Court Halts Hearing In Willingham Arson Case
AUSTIN (CBSDFW.COM) – A state appeals court has halted a hearing into whether a North Texas man was wrongly executed. The 3rd Court of Appeals ordered state District Judge Charlie Baird to not rule on the case of Cameron Todd Willingham. The order comes at the end of a day of testimony.
Willingham was convicted, and later executed, for setting his Corsicana house on fire in 1991, killing his three young daughters.
Two fire experts said that the fire was an accident, not arson. That is what Eugenia Willingham said that she has always thought. She was in court on Thursday, and has been trying to clear her stepson’s name.
“It’s been 18 years and I still feel the raw pain of that day,” said Willingham, holding back tears.

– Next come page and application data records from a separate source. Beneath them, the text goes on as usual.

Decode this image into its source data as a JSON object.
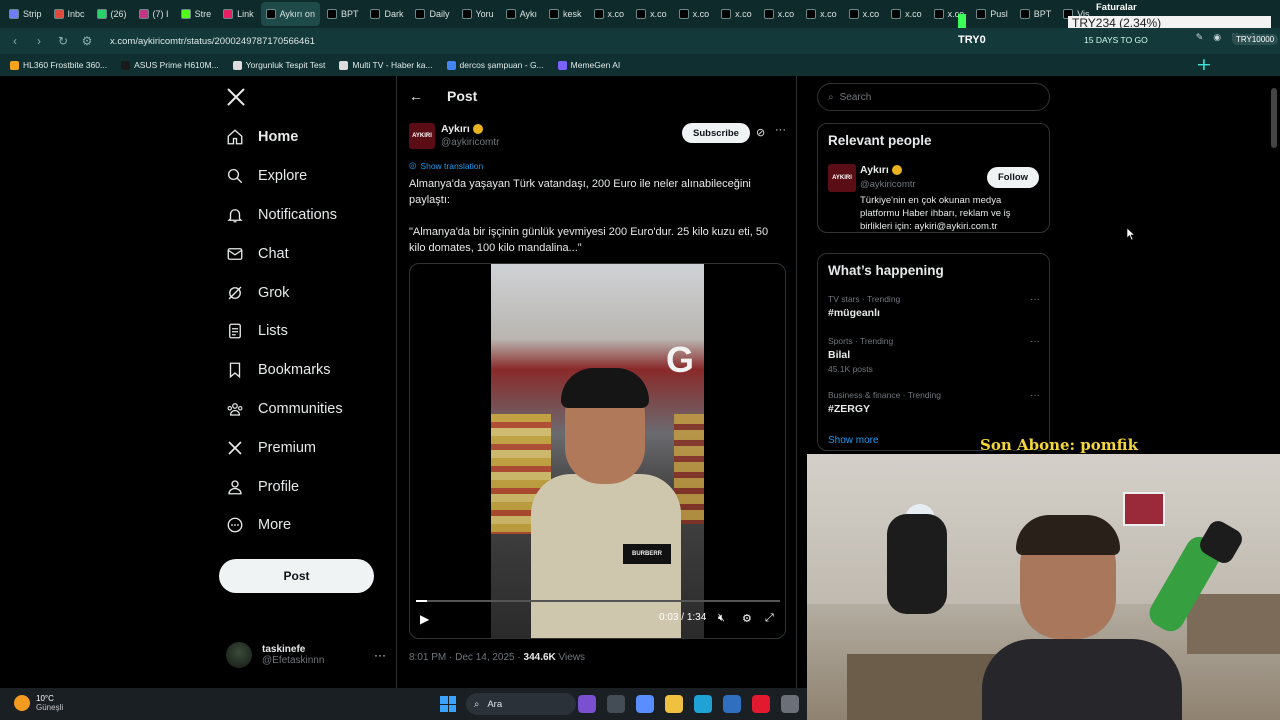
{
  "browser": {
    "tabs": [
      {
        "label": "Strip",
        "color": "#6f7cff"
      },
      {
        "label": "Inbc",
        "color": "#e04a3a"
      },
      {
        "label": "(26)",
        "color": "#25d366"
      },
      {
        "label": "(7) I",
        "color": "#c13584"
      },
      {
        "label": "Stre",
        "color": "#53fc18"
      },
      {
        "label": "Link",
        "color": "#e91e63"
      },
      {
        "label": "Aykırı on",
        "color": "#000000",
        "active": true
      },
      {
        "label": "BPT",
        "color": "#000000"
      },
      {
        "label": "Dark",
        "color": "#000000"
      },
      {
        "label": "Daily",
        "color": "#000000"
      },
      {
        "label": "Yoru",
        "color": "#000000"
      },
      {
        "label": "Aykı",
        "color": "#000000"
      },
      {
        "label": "kesk",
        "color": "#000000"
      },
      {
        "label": "x.co",
        "color": "#000000"
      },
      {
        "label": "x.co",
        "color": "#000000"
      },
      {
        "label": "x.co",
        "color": "#000000"
      },
      {
        "label": "x.co",
        "color": "#000000"
      },
      {
        "label": "x.co",
        "color": "#000000"
      },
      {
        "label": "x.co",
        "color": "#000000"
      },
      {
        "label": "x.co",
        "color": "#000000"
      },
      {
        "label": "x.co",
        "color": "#000000"
      },
      {
        "label": "x.co",
        "color": "#000000"
      },
      {
        "label": "Pusl",
        "color": "#000000"
      },
      {
        "label": "BPT",
        "color": "#000000"
      },
      {
        "label": "Vis",
        "color": "#000000"
      }
    ],
    "url": "x.com/aykiricomtr/status/2000249787170566461",
    "bookmarks": [
      {
        "label": "HL360 Frostbite 360...",
        "color": "#f7a31c"
      },
      {
        "label": "ASUS Prime H610M...",
        "color": "#1a1a1a"
      },
      {
        "label": "Yorgunluk Tespit Test",
        "color": "#dddddd"
      },
      {
        "label": "Multi TV - Haber ka...",
        "color": "#dddddd"
      },
      {
        "label": "dercos şampuan - G...",
        "color": "#4285f4"
      },
      {
        "label": "MemeGen AI",
        "color": "#7b61ff"
      }
    ]
  },
  "stream_overlay": {
    "ticker_label": "Faturalar",
    "ticker": "TRY234 (2.34%)",
    "left_amount": "TRY0",
    "days": "15 DAYS TO GO",
    "right_amount": "TRY10000",
    "son_abone": "Son Abone: pomfik"
  },
  "sidebar": {
    "items": [
      {
        "label": "Home",
        "icon": "home-icon"
      },
      {
        "label": "Explore",
        "icon": "search-icon"
      },
      {
        "label": "Notifications",
        "icon": "bell-icon"
      },
      {
        "label": "Chat",
        "icon": "mail-icon"
      },
      {
        "label": "Grok",
        "icon": "grok-icon"
      },
      {
        "label": "Lists",
        "icon": "list-icon"
      },
      {
        "label": "Bookmarks",
        "icon": "bookmark-icon"
      },
      {
        "label": "Communities",
        "icon": "communities-icon"
      },
      {
        "label": "Premium",
        "icon": "x-logo-icon"
      },
      {
        "label": "Profile",
        "icon": "person-icon"
      },
      {
        "label": "More",
        "icon": "more-circle-icon"
      }
    ],
    "post_button": "Post",
    "account": {
      "name": "taskinefe",
      "handle": "@Efetaskinnn"
    }
  },
  "post": {
    "header_title": "Post",
    "author": {
      "name": "Aykırı",
      "handle": "@aykiricomtr",
      "avatar_text": "AYKIRI"
    },
    "subscribe": "Subscribe",
    "show_translation": "Show translation",
    "paragraphs": [
      "Almanya'da yaşayan Türk vatandaşı, 200 Euro ile neler alınabileceğini paylaştı:",
      "\"Almanya'da bir işçinin günlük yevmiyesi 200 Euro'dur. 25 kilo kuzu eti, 50 kilo domates, 100 kilo mandalina...\""
    ],
    "video": {
      "current": "0:03",
      "duration": "1:34",
      "progress": 0.03,
      "sign_text": "G",
      "badge_text": "BURBERR"
    },
    "timestamp": "8:01 PM · Dec 14, 2025 · ",
    "views_count": "344.6K",
    "views_label": " Views"
  },
  "right": {
    "search_placeholder": "Search",
    "relevant_title": "Relevant people",
    "relevant": {
      "name": "Aykırı",
      "handle": "@aykiricomtr",
      "follow": "Follow",
      "bio": "Türkiye'nin en çok okunan medya platformu Haber ihbarı, reklam ve iş birlikleri için: aykiri@aykiri.com.tr"
    },
    "happening_title": "What’s happening",
    "trends": [
      {
        "category": "TV stars · Trending",
        "name": "#mügeanlı",
        "posts": ""
      },
      {
        "category": "Sports · Trending",
        "name": "Bilal",
        "posts": "45.1K posts"
      },
      {
        "category": "Business & finance · Trending",
        "name": "#ZERGY",
        "posts": ""
      }
    ],
    "show_more": "Show more"
  },
  "taskbar": {
    "temp": "10°C",
    "weather": "Güneşli",
    "search": "Ara",
    "apps": [
      {
        "name": "game-app-icon",
        "color": "#7a4fd0"
      },
      {
        "name": "files-app-icon",
        "color": "#444c55"
      },
      {
        "name": "copilot-app-icon",
        "color": "#5a8dff"
      },
      {
        "name": "explorer-app-icon",
        "color": "#f0c040"
      },
      {
        "name": "edge-app-icon",
        "color": "#1fa3d6"
      },
      {
        "name": "store-app-icon",
        "color": "#2f6fc0"
      },
      {
        "name": "opera-app-icon",
        "color": "#e3192f"
      },
      {
        "name": "settings-app-icon",
        "color": "#6b7078"
      }
    ]
  },
  "colors": {
    "accent": "#1d9bf0",
    "background": "#000000",
    "border": "#2f3336",
    "muted": "#71767b"
  }
}
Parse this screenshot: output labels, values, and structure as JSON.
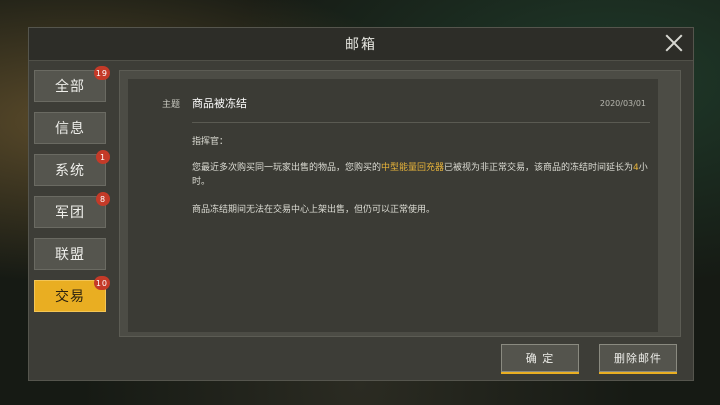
{
  "window": {
    "title": "邮箱"
  },
  "sidebar": {
    "tabs": [
      {
        "label": "全部",
        "badge": "19",
        "active": false
      },
      {
        "label": "信息",
        "badge": "",
        "active": false
      },
      {
        "label": "系统",
        "badge": "1",
        "active": false
      },
      {
        "label": "军团",
        "badge": "8",
        "active": false
      },
      {
        "label": "联盟",
        "badge": "",
        "active": false
      },
      {
        "label": "交易",
        "badge": "10",
        "active": true
      }
    ]
  },
  "mail": {
    "subject_label": "主题",
    "subject": "商品被冻结",
    "date": "2020/03/01",
    "greeting": "指挥官：",
    "body1_part1": "您最近多次购买同一玩家出售的物品，您购买的",
    "body1_item": "中型能量回充器",
    "body1_part2": "已被视为非正常交易，该商品的冻结时间延长为",
    "body1_hours": "4",
    "body1_part3": "小时。",
    "body2": "商品冻结期间无法在交易中心上架出售，但仍可以正常使用。"
  },
  "buttons": {
    "confirm": "确 定",
    "delete": "删除邮件"
  },
  "colors": {
    "accent": "#e9ae22",
    "badge": "#c43a28",
    "highlight": "#e8b43a"
  }
}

At the heart of the case has been the arson finding which led to Willingham’s conviction. Several fire experts have found fault in the finding. “What I have seen, that the fire marshal put forward as evidence of arson, is not evidence of arson,” said arson expert John Lentini, on the stand.
Navarro County District Attorney Lowell Thompson said that he is interested in the case because Willingham was convicted in his county. According to Thompson, Baird is biased since he ruled on Willingham’s case as a member of the Court of Criminal Appeals, and he recently got an award from a group against the death penalty.
Thomspon stormed out of the courtroom on Thursday to file the motion which has now halted the hearing.
Last week, Willingham’s ex-wife said that he confessed to her about burning down their home and killing their daughters. “He admitted he burned them to me, and he was convicted for his crime,” said Stacy Kuykendall.
Willingham’s stepmom does not believe Kuykendall’s story. “I was the last person to talk to Todd. He asked me not to give up the fight and try to help other people in prison for arson,” explained Willingham.
After 18 years, as she tries to restore his name, Willingham said that she finds comfort in knowing the truth. “He did not confess to her. I don’t know what her motive is, but that is not true,” Willingham said.
Right before the hearing, Baird had recessed, saying that he wanted to look at all the facts and see what Thompson’s motion would include. If Willingham is cleared, it would be the first time an official in the nation’s most active death penalty state has formally declared that someone was wrongfully executed.